The big takeaway I get from reading these authors is caution about the limits of government intervention's ability to fix things. Salam and his co-authors at The Agenda don't deny that there are huge issues with our health-care system, for example. There's none of the grandstanding "greatest health-care system in the world" rhetoric that you get from a Michelle Bachmann. Instead, you get a constant refrain of caution and acknowledgment of the limits of the government's ability to fix problems without making them worse.

I get that, I really do. But we face some very serious problems in this country. And every time liberals come up with a proposal to address one of them, it is demagogued by movement conservatives, and picked apart by the wonky conservatives. During the health care debate, cost controls were demagogued by the Sarah Palins of the world (death panels!) while the Reihan Salams and David Brookses of the world lamented the lack of cost controls in the bill. There was no way to win for the Democrats.

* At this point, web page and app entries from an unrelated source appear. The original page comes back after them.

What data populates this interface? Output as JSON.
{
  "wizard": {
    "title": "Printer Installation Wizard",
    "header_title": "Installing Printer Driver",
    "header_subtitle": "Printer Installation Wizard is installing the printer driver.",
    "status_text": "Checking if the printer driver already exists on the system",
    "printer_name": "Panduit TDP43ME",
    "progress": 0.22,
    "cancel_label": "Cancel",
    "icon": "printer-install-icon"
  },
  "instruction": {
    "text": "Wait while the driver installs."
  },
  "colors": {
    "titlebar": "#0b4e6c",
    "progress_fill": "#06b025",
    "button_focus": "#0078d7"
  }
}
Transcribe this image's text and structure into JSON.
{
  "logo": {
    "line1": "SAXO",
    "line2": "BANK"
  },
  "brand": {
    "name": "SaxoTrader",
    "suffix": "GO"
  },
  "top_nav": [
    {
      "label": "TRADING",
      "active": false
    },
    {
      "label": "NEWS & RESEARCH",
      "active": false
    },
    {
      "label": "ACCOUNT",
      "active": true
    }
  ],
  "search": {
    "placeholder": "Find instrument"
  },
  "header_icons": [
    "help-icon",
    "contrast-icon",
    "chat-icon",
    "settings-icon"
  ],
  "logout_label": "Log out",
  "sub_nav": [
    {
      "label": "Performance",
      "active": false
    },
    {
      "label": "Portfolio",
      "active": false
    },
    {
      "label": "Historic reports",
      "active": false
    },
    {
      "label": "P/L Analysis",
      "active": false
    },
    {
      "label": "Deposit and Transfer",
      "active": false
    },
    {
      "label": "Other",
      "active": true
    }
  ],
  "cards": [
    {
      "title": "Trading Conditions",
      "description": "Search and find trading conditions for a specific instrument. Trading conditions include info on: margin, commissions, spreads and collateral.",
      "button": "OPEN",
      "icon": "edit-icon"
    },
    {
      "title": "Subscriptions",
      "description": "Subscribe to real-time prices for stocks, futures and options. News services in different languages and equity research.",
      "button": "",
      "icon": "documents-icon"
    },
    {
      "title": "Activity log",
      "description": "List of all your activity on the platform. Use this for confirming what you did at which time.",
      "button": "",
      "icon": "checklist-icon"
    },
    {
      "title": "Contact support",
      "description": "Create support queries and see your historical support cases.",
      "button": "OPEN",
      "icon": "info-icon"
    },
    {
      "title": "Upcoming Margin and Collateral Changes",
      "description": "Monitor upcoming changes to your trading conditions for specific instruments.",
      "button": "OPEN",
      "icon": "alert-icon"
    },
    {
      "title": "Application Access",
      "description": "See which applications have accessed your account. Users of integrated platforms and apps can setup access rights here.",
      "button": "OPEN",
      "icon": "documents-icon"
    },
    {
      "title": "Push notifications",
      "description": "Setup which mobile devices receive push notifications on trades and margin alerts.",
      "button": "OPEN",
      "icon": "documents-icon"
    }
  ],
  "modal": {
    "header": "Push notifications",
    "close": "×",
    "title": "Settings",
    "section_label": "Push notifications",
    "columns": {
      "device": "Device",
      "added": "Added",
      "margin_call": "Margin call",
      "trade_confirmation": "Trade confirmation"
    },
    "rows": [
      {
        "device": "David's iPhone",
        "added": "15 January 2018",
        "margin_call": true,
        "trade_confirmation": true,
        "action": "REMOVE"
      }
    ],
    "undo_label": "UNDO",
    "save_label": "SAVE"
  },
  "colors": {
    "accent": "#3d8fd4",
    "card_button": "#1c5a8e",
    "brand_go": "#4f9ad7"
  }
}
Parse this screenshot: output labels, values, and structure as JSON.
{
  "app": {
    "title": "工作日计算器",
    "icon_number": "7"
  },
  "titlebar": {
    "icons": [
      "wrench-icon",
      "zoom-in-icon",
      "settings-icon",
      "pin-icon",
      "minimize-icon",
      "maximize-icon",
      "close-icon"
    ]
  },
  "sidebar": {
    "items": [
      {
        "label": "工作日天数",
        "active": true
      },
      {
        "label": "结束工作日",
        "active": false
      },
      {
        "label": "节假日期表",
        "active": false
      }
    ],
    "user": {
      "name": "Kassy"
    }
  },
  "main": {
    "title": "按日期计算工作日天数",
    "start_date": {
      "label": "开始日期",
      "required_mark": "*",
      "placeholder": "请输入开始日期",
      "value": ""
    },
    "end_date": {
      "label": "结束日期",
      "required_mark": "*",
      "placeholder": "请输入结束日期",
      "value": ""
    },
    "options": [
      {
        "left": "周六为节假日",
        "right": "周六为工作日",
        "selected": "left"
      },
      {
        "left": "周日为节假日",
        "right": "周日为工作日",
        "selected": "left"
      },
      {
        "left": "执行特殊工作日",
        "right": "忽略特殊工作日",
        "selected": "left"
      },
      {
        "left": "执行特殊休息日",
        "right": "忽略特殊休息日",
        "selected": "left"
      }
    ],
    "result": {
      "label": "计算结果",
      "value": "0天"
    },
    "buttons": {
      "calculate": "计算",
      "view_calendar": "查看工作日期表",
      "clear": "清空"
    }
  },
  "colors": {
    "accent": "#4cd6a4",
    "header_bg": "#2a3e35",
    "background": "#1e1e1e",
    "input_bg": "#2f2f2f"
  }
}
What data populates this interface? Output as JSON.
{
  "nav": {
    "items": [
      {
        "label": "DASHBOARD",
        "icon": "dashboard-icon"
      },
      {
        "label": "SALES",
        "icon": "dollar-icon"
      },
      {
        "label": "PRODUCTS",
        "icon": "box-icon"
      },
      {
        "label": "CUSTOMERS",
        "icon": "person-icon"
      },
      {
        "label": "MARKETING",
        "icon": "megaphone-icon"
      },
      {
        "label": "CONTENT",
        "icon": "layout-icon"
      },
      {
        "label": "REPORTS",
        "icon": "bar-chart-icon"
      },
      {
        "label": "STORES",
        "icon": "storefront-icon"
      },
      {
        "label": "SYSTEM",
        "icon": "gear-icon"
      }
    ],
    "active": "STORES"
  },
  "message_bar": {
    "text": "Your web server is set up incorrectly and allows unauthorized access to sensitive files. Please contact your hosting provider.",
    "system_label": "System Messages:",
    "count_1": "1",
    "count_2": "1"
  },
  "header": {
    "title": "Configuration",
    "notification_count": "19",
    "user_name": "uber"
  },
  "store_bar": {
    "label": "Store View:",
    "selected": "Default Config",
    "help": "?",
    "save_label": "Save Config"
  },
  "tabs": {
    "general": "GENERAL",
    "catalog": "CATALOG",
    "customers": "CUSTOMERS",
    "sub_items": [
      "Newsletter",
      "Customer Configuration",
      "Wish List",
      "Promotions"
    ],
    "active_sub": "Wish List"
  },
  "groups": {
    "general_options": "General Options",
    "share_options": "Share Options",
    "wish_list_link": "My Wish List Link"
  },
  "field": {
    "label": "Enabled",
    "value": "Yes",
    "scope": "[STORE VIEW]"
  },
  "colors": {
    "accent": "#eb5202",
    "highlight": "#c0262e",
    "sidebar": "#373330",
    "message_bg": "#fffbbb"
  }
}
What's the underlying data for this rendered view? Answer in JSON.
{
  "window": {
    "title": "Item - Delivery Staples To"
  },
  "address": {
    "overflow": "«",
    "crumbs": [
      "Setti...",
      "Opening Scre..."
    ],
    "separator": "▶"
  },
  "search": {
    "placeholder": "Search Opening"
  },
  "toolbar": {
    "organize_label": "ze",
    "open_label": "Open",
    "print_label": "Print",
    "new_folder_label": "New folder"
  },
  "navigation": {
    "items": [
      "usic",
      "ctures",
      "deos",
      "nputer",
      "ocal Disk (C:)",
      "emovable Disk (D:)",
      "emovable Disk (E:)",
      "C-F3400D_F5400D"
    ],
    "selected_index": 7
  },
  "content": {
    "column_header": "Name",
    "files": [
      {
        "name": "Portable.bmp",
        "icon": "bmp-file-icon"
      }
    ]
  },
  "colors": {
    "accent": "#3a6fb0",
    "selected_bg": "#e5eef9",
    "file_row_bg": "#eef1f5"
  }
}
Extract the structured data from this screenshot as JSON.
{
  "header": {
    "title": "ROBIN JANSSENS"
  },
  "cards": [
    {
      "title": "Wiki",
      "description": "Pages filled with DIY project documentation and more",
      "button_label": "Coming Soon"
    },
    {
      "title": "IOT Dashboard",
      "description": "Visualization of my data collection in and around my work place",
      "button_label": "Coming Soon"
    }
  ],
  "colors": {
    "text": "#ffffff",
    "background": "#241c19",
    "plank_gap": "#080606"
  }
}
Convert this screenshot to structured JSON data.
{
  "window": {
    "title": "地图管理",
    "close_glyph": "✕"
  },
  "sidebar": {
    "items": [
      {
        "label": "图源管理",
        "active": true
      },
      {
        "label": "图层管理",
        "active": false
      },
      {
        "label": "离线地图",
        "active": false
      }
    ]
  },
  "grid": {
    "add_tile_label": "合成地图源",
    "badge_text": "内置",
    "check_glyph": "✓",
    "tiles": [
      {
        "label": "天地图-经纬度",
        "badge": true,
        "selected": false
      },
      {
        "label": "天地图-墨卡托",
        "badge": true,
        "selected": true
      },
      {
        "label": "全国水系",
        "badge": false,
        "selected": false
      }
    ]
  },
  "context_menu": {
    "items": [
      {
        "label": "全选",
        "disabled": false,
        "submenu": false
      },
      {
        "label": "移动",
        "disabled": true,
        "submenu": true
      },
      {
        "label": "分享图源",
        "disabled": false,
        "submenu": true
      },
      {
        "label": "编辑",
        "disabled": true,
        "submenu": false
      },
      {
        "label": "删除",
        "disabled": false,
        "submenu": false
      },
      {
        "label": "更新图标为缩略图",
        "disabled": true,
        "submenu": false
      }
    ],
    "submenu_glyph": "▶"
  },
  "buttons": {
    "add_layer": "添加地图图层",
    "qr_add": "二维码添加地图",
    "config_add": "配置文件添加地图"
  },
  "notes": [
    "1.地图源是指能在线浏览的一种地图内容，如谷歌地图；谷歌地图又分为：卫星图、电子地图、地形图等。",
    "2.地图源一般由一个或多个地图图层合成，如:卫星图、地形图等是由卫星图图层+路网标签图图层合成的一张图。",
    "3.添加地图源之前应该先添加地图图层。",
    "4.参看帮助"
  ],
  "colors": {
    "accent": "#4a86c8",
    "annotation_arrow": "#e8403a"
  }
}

There certainly is a place for a "loyal opposition." And the opposition offered by conservative wonks like Salam and Douthat is certainly helpful. In fact, the Wyden/Bennet health care bill was based on just the sort of common ground that wonks on both sides of the aisle can find. I probably would have preferred it to the PPACA, but it had no chance at getting passed. (One of the other bloggers at the Agenda pointed this out the other day.) The problem is that right now, mainstream conservatives are nowhere near the same positions as wonky conservatives like Reihan and his co-bloggers.

I noted above that the Wyden/Bennet bill didn't have much support on either side of the aisle. This gets back to something that Mr. Roy noted in advocating the elimination of the employer tax break for health insurance. When John McCain proposed it during the campaign, Obama decried it as "the largest middle-class tax increase in history." As I pointed out to him on twitter, if the positions were reversed, I guarantee McCain would have said the same. If Democrats had included that in the PPACA last year, there's no doubt in my mind that Mitch McConnell and John Boehner would have been on TV every single day talking about a $300bn tax increase. Wonky policy is great in abstraction, but the zero-sum nature of our politics makes good policy hard to craft.

Another example is the mortgage interest tax deduction. This acts as a massive subsidy to the middle and upper class for owning a home. Poor people rent and don't get it. It also distorts the housing market away from renting and toward owning. As a result, it's basically impossible to find affordable rental housing for a family in urban areas. (Or affordable rental housing of any kind, see Nickel and Dimed.) Combined with idiotic zoning requirements, places like Manhattan have had to resort to Byzantine systems of rent control. It's a tax break that distorts the market (conservatives should hate it) and benefits the upper class at the expense of the lower class (liberals should hate it). So why does it still exist? Well, houses are popular, but more importantly, whoever proposes ending the tax break will be demagogued as an evil bastard who wants to enact a massive tax increase on the middle class. (Remember that in Washington, $250k is middle class.)

As a result, wonky policies that conservatives and liberals should agree on are destroyed by demagogues and interest group politics. That brings me to the crux of my argument. Wonky, smart conservatives provide well-reasoned critiques to liberal policies. But they're not able to provide alternatives that are politically viable. There's a massive disconect between the incentives, expertise and policy preferences of conservative wonks and the conservative movement. I talked about the effect of this on the health care debate, but it also results in a conflation of pro-business and pro-market policies on the right.

I understand caution, but sausage-making is an ugly process. Unless we get a whole new brand of politician in Washington (not gonna happen), policy solutions are going to be sub-optimal by default. But in my mind, that's not a reason to not try them. I'm not willing to accept a status quo where tens of millions of citizens of the richest country in the world are unable to buy health insurance.